fear-factory-genexusIndustrial metal veterans Fear Factory are back with their ninth album Genexus. It is their first via Nuclear Blast.

Genexus is a concept album and it is a continuation on 2012’s The Industrialist; the word being a hybrid of two words, genesis and nexus. This word describes the next transition in human evolution as man moves forward to a “mechanical” state of being. During my interview with Dino Cazares last week I asked him about it, this was his response:

“Well, conceptual-wise it’s the singularity process. On the album it is here now. It’s pretty much about a human/machine hybrid and what it’s going through to survive in society. Military, how they’re using the technology. Wars. Assassination. We talk about how there’s basically a little computer cell that’s injected into your body that can actually kill certain types of cells. It gets into your blood stream. What else.. We are going to use robots for sex. Female hookers. Female robot hookers.”

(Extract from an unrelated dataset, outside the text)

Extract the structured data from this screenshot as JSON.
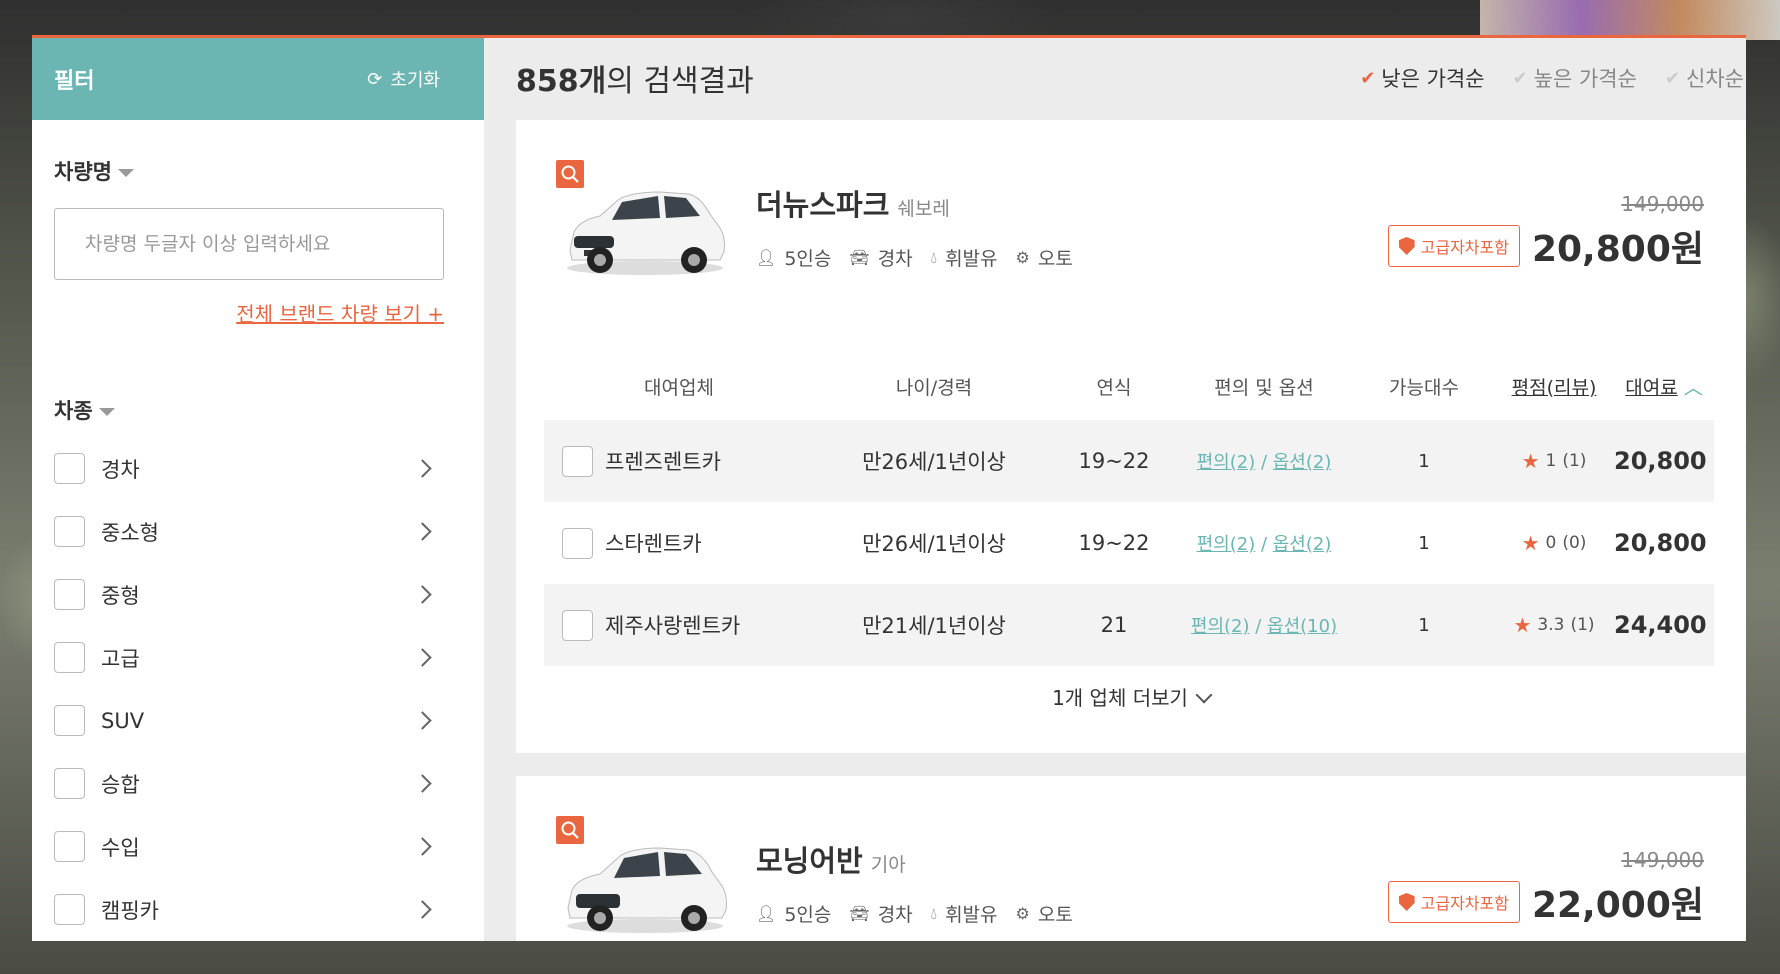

The concept is evident in both the lyrics and the music itself. The overall vibe is futuristic and dystopian. The album opener “Autonomous Combat System” is a heavy hitter with chugging guitars and soaring choruses signed Burton C. Bell. The sound is pretty much trademark Fear Factory, which isn’t necessarily a bad thing if you like what the band is doing, but there’s not much evolution going on here regarding the songwriting.

The start to the album isn’t that convincing actually. If you would treat most songs on Genexus as singles they would all be bloody good singles. However, many of the songs sound similar and predictable. That’s why songs like “Anodized” and “Dielectric are great when you listen to them separately, but when you’re listening to Genexus in its entirety they fade a bit.

There are some tracks that really stand out though. “Soul Hacker” is already a crowd favourite. It is heavy, bouncy and extremely groovy. And then we have “Protomech”, which is without a doubt the best song on the album. It has a drive, that combined with the keys and electronics makes it absolutely addictive. I find myself humming along to the chorus all the time. “Battle For Utopia” and “Regenerate” are two other tracks that surface above ‘good’.

See, this is the problem I have with Genexus. It is by no means whatsoever a bad record, but many of the songs are just too similar. The robotic clean vocals works extremely well at times, but listening to them in every song becomes a bit of a nuisance. That being said, it is a solid album with very few actual lows, but also not enough highs.


Martin is an aspiring music photographer/videographer. He is originally from the southern parts of Sweden and now he's living in Sydney, Australia. Thanks to his older sister, he got into Rammstein at the age of 9, and since then he's been into all types of metal/rock. He loves to combine photography and music, but also filming concerts and produce live material. Follow him on Twitter and check out his website.